COVID-19 is killing tens of thousands in all European countries. The public health systems were ill-prepared. The pandemic is having a huge toll on public sector workers (in the health sector, in elderly care, in prisons, on firefighters and many more). Almost the entirety of EPSUs membership is regarded as essential, crucial and vital to keep people alive, our economies going and society functioning.

Europe has become the global center of the COVID-19 pandemic. Healthcare staff and eldercare workers are working hard to contain the spread of the virus, putting themselves at risk to protect our communities. Despite the unprecedented efforts to stop the pandemic, many healthcare professionals are at the front line, often without adequate protective equipment.
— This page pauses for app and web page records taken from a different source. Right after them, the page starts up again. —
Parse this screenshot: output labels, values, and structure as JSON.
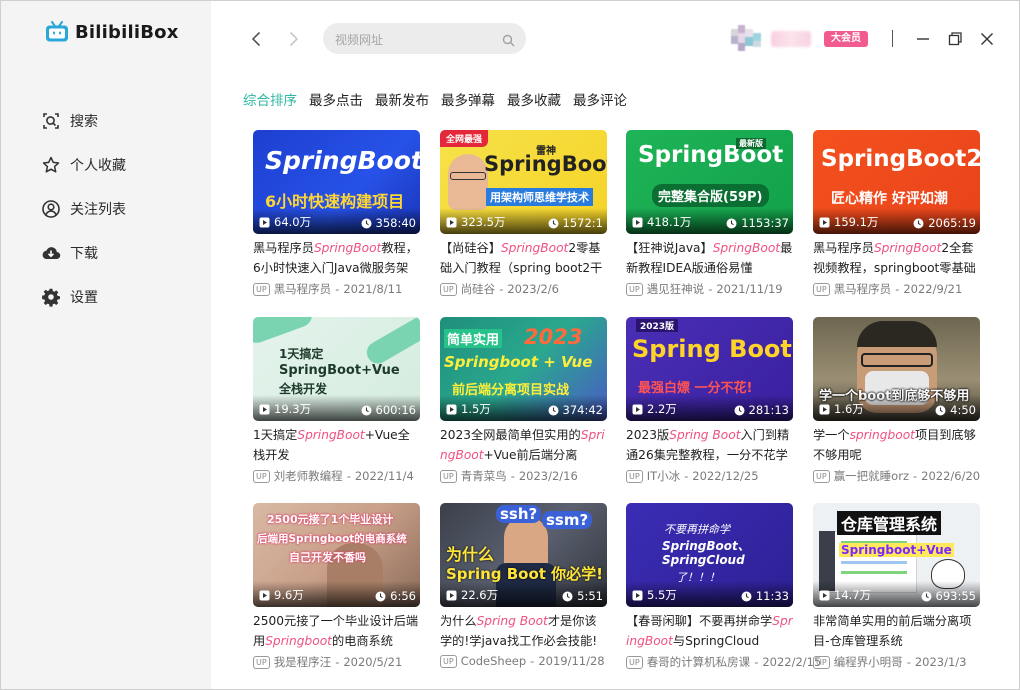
{
  "app": {
    "name": "BilibiliBox"
  },
  "sidebar": {
    "items": [
      {
        "label": "搜索",
        "icon": "search-icon"
      },
      {
        "label": "个人收藏",
        "icon": "star-icon"
      },
      {
        "label": "关注列表",
        "icon": "user-circle-icon"
      },
      {
        "label": "下载",
        "icon": "cloud-download-icon"
      },
      {
        "label": "设置",
        "icon": "gear-icon"
      }
    ]
  },
  "top": {
    "search_placeholder": "视频网址",
    "badge": "大会员"
  },
  "tabs": [
    {
      "label": "综合排序",
      "active": true
    },
    {
      "label": "最多点击",
      "active": false
    },
    {
      "label": "最新发布",
      "active": false
    },
    {
      "label": "最多弹幕",
      "active": false
    },
    {
      "label": "最多收藏",
      "active": false
    },
    {
      "label": "最多评论",
      "active": false
    }
  ],
  "colors": {
    "accent": "#2eb8a0",
    "highlight": "#f0517f",
    "badge": "#f25b8f"
  },
  "videos": [
    {
      "views": "64.0万",
      "duration": "358:40",
      "title_pre": "黑马程序员",
      "title_hl": "SpringBoot",
      "title_post": "教程，6小时快速入门Java微服务架构",
      "up": "黑马程序员",
      "date": "2021/8/11",
      "cover_lines": [
        "SpringBoot",
        "6小时快速构建项目"
      ]
    },
    {
      "views": "323.5万",
      "duration": "1572:1",
      "title_pre": "【尚硅谷】",
      "title_hl": "SpringBoot",
      "title_post": "2零基础入门教程（spring boot2干",
      "up": "尚硅谷",
      "date": "2023/2/6",
      "cover_lines": [
        "全网最强",
        "雷神",
        "SpringBoot2",
        "用架构师思维学技术"
      ]
    },
    {
      "views": "418.1万",
      "duration": "1153:37",
      "title_pre": "【狂神说Java】",
      "title_hl": "SpringBoot",
      "title_post": "最新教程IDEA版通俗易懂",
      "up": "遇见狂神说",
      "date": "2021/11/19",
      "cover_lines": [
        "SpringBoot",
        "最新版",
        "完整集合版(59P)"
      ]
    },
    {
      "views": "159.1万",
      "duration": "2065:19",
      "title_pre": "黑马程序员",
      "title_hl": "SpringBoot",
      "title_post": "2全套视频教程，springboot零基础",
      "up": "黑马程序员",
      "date": "2022/9/21",
      "cover_lines": [
        "SpringBoot2",
        "匠心精作 好评如潮"
      ]
    },
    {
      "views": "19.3万",
      "duration": "600:16",
      "title_pre": "1天搞定",
      "title_hl": "SpringBoot",
      "title_post": "+Vue全栈开发",
      "up": "刘老师教编程",
      "date": "2022/11/4",
      "cover_lines": [
        "1天搞定",
        "SpringBoot+Vue",
        "全栈开发"
      ]
    },
    {
      "views": "1.5万",
      "duration": "374:42",
      "title_pre": "2023全网最简单但实用的",
      "title_hl": "SpringBoot",
      "title_post": "+Vue前后端分离",
      "up": "青青菜鸟",
      "date": "2023/2/16",
      "cover_lines": [
        "简单实用",
        "2023",
        "Springboot + Vue",
        "前后端分离项目实战"
      ]
    },
    {
      "views": "2.2万",
      "duration": "281:13",
      "title_pre": "2023版",
      "title_hl": "Spring Boot",
      "title_post": "入门到精通26集完整教程，一分不花学",
      "up": "IT小冰",
      "date": "2022/12/25",
      "cover_lines": [
        "2023版",
        "Spring Boot",
        "最强白嫖 一分不花!"
      ]
    },
    {
      "views": "1.6万",
      "duration": "4:50",
      "title_pre": "学一个",
      "title_hl": "springboot",
      "title_post": "项目到底够不够用呢",
      "up": "赢一把就睡orz",
      "date": "2022/6/20",
      "cover_lines": [
        "学一个boot到底够不够用"
      ]
    },
    {
      "views": "9.6万",
      "duration": "6:56",
      "title_pre": "2500元接了一个毕业设计后端用",
      "title_hl": "Springboot",
      "title_post": "的电商系统",
      "up": "我是程序汪",
      "date": "2020/5/21",
      "cover_lines": [
        "2500元接了1个毕业设计",
        "后端用Springboot的电商系统",
        "自己开发不香吗"
      ]
    },
    {
      "views": "22.6万",
      "duration": "5:51",
      "title_pre": "为什么",
      "title_hl": "Spring Boot",
      "title_post": "才是你该学的!学java找工作必会技能!在职",
      "up": "CodeSheep",
      "date": "2019/11/28",
      "cover_lines": [
        "ssh?",
        "ssm?",
        "为什么",
        "Spring Boot 你必学!"
      ]
    },
    {
      "views": "5.5万",
      "duration": "11:33",
      "title_pre": "【春哥闲聊】不要再拼命学",
      "title_hl": "SpringBoot",
      "title_post": "与SpringCloud",
      "up": "春哥的计算机私房课",
      "date": "2022/2/15",
      "cover_lines": [
        "不要再拼命学",
        "SpringBoot、",
        "SpringCloud",
        "了！！！"
      ]
    },
    {
      "views": "14.7万",
      "duration": "693:55",
      "title_pre": "非常简单实用的前后端分离项目-仓库管理系统",
      "title_hl": "",
      "title_post": "",
      "up": "编程界小明哥",
      "date": "2023/1/3",
      "cover_lines": [
        "仓库管理系统",
        "Springboot+Vue"
      ]
    }
  ]
}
We are lacking masks, testing capacities, respirators, gloves, etc. The number of infections and deaths of healthcare staff is increasing every day.

As a matter of urgency, we want to win the battle against the virus and ensure there is enough capacity in our hospital to treat those infected. Health care staff from doctors to nurses to cleaners are putting in immense effort in this regard. Everyone is appreciative. There is no excuse to put undue burdens on those workers.  Even in times of crisis, adequate working conditions and protection must be ensured. Staff must have breaks and time off between shifts in oredr to be able to carry on in what could be a long-term global crisis. Working in such conditions takes its toll on the psychological health of staff, so appropriate support services must also be put in place. They deserve to work in a environment that is safe. EPSU demands that testing capacity is increased so that all the staff working in our hospitals and in the community have the possibility to be tested for Corona virus.

The spread of Covid-19 is putting pressure on long-term care services, which have for years been underfunded and understaffed. Pre-existing financing and staffing difficulties are being multiplied in the face of the current crisis, which in the worst cases is leading to complete closure of some care centers and other facilities. Therefore we need long-term solutions that recognise our health services and health workers as crucial for our well being and guaranteeing the right to health care. The commercialisation and privatisation of our health services will not deliver this. Those services also need more funding to deal with the many people that are recovering when released from the intensive care units. EPSU calls on governments to continue building up public health systems. That includes valuing the work of those in health care, mostly women, in a correct manner. Decent care deserves decent collective agreements for the ones delivering it. 

Today, we demand a new approach to healthcare provision and funding and that healthcare professionals are treated with respect and they stop enduring the treatment that they have received in the last decade.